### Listed entries
========================

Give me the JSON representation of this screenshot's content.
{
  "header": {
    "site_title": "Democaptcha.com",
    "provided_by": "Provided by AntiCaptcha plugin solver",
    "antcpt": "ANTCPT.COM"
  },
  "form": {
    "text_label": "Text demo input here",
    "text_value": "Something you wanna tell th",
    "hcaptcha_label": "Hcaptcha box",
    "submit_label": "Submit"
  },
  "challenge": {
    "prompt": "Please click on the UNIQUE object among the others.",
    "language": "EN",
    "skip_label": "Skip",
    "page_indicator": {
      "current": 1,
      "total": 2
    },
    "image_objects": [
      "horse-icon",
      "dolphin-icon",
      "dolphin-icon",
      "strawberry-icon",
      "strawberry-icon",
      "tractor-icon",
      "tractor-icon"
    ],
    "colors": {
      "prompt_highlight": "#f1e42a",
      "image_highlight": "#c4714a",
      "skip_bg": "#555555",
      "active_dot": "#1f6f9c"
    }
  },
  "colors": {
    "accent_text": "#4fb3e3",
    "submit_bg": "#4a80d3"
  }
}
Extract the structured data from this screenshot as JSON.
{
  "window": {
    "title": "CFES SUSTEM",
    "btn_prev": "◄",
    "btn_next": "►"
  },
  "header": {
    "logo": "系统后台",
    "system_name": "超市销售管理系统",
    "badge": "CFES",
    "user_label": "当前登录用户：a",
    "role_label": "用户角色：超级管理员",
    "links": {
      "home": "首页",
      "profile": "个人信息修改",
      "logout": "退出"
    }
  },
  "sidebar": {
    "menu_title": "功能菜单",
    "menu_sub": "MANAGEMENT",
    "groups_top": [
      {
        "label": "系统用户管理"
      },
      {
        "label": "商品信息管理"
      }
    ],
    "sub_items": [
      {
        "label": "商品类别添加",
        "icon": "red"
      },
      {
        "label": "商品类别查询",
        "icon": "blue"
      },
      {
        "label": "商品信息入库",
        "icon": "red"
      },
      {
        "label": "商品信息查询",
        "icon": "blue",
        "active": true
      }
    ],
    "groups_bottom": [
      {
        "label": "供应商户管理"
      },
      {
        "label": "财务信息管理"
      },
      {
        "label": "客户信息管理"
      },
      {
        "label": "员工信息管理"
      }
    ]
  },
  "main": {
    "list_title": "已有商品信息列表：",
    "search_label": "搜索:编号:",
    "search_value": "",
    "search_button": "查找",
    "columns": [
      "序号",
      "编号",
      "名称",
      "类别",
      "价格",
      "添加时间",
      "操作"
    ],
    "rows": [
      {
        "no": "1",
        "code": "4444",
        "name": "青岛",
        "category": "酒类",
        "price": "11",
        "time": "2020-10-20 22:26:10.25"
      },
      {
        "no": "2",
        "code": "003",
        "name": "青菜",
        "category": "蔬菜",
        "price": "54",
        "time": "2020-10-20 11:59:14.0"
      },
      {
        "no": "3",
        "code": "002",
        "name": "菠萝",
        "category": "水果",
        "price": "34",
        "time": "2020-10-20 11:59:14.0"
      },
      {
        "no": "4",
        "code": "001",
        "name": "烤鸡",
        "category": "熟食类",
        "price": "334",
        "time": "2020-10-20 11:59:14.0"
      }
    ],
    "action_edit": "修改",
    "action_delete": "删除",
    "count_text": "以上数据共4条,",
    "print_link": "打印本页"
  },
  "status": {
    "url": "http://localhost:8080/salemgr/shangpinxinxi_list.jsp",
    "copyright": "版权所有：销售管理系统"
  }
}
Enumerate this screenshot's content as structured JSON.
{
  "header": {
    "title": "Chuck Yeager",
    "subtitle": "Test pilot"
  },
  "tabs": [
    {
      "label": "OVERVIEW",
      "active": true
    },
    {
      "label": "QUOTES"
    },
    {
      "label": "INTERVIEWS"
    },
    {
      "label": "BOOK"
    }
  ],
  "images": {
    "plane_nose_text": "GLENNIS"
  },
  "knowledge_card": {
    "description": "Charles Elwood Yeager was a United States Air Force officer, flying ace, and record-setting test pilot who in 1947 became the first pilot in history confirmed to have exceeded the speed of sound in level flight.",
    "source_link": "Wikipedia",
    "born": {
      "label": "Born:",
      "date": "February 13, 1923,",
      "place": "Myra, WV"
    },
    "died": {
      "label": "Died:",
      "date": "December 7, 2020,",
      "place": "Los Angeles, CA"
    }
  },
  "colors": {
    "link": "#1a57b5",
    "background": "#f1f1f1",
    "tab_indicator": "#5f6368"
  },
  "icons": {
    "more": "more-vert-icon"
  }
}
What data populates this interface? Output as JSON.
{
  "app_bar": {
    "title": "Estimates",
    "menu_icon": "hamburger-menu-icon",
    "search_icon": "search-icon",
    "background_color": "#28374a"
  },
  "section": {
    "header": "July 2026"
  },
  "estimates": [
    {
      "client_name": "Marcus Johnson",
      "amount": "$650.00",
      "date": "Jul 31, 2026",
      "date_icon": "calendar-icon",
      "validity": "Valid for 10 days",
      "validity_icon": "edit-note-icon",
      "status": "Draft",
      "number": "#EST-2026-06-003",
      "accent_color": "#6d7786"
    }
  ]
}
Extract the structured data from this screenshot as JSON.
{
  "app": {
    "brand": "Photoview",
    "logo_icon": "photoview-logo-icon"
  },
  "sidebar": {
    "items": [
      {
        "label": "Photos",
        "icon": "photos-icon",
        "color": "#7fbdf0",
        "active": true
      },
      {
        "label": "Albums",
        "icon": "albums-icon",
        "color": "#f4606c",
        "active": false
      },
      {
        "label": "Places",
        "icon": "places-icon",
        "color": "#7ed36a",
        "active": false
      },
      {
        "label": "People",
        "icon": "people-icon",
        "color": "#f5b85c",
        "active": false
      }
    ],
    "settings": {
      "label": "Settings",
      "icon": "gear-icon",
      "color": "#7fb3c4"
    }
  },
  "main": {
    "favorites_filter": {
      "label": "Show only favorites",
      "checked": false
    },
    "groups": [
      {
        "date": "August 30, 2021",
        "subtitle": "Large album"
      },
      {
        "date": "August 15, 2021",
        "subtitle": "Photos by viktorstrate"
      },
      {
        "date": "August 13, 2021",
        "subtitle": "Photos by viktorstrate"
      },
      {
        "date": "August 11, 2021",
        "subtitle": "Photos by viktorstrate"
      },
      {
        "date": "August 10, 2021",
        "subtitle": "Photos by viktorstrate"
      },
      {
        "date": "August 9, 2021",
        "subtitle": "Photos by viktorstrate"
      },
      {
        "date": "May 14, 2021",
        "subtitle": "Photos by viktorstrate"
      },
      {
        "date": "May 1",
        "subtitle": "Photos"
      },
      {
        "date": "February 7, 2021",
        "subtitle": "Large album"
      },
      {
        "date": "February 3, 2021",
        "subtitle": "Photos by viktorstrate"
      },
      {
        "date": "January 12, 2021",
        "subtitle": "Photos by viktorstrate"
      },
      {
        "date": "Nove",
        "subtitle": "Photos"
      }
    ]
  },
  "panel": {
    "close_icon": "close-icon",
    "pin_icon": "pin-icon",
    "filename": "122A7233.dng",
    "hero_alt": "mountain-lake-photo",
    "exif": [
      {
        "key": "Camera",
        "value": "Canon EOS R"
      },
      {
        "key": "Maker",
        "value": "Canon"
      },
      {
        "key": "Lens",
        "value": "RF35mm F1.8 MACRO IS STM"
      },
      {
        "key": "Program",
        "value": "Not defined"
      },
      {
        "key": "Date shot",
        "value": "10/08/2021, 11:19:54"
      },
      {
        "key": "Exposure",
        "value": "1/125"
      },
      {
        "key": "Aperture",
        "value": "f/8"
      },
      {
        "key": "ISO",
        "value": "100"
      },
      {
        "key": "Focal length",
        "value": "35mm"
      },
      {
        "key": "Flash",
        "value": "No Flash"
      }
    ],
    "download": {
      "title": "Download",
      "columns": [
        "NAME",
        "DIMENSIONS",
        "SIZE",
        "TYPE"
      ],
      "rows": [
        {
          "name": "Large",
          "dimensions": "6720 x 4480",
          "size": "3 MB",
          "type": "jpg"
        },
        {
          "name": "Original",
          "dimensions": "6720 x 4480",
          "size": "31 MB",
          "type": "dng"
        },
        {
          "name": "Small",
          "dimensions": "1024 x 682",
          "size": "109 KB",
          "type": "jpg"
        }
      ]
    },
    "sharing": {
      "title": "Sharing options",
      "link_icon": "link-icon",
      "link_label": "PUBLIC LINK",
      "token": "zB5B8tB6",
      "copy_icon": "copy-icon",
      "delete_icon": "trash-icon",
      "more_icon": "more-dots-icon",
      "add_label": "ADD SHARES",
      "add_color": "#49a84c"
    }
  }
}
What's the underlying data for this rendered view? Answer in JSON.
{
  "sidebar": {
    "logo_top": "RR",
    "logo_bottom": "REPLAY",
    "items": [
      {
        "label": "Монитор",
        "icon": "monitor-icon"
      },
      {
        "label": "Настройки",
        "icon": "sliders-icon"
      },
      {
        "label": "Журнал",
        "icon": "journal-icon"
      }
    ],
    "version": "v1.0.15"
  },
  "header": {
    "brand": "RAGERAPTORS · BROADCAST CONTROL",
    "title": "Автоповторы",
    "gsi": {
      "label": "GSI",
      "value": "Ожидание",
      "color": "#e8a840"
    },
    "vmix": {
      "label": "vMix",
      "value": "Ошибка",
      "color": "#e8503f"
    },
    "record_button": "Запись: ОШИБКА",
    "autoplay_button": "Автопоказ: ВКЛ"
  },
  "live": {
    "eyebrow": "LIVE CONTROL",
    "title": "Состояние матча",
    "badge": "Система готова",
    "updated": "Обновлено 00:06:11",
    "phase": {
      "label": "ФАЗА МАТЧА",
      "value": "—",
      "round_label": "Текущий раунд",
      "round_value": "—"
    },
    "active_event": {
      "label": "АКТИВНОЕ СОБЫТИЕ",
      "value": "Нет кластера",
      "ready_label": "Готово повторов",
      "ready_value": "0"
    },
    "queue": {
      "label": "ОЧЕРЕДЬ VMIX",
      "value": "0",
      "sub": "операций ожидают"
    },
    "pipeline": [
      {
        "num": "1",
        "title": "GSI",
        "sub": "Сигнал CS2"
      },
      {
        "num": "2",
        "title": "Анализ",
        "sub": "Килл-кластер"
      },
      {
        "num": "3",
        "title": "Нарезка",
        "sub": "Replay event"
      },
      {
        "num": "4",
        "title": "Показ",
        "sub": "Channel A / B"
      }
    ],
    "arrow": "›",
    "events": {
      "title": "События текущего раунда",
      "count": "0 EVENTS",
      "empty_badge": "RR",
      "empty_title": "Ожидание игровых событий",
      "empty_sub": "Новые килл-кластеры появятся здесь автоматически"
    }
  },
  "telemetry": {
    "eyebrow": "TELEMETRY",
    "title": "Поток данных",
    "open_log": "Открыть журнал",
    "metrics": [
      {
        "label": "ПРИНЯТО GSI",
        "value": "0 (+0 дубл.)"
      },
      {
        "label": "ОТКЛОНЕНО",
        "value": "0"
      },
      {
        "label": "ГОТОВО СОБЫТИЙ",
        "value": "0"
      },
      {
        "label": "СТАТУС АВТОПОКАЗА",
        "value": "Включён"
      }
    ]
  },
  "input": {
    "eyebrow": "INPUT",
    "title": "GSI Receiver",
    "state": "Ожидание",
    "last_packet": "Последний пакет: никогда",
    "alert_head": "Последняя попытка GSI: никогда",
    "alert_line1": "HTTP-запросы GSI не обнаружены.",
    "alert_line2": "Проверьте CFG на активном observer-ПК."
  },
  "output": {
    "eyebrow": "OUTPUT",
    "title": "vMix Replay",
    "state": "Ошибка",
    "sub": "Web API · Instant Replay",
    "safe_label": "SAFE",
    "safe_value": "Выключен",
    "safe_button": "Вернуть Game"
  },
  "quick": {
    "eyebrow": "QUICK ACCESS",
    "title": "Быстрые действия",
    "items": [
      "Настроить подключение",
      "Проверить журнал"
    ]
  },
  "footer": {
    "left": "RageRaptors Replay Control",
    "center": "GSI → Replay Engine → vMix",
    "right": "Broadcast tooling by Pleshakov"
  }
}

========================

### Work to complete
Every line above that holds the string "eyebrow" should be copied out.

### Task result
    "eyebrow": "LIVE CONTROL",
    "eyebrow": "TELEMETRY",
    "eyebrow": "INPUT",
    "eyebrow": "OUTPUT",
    "eyebrow": "QUICK ACCESS",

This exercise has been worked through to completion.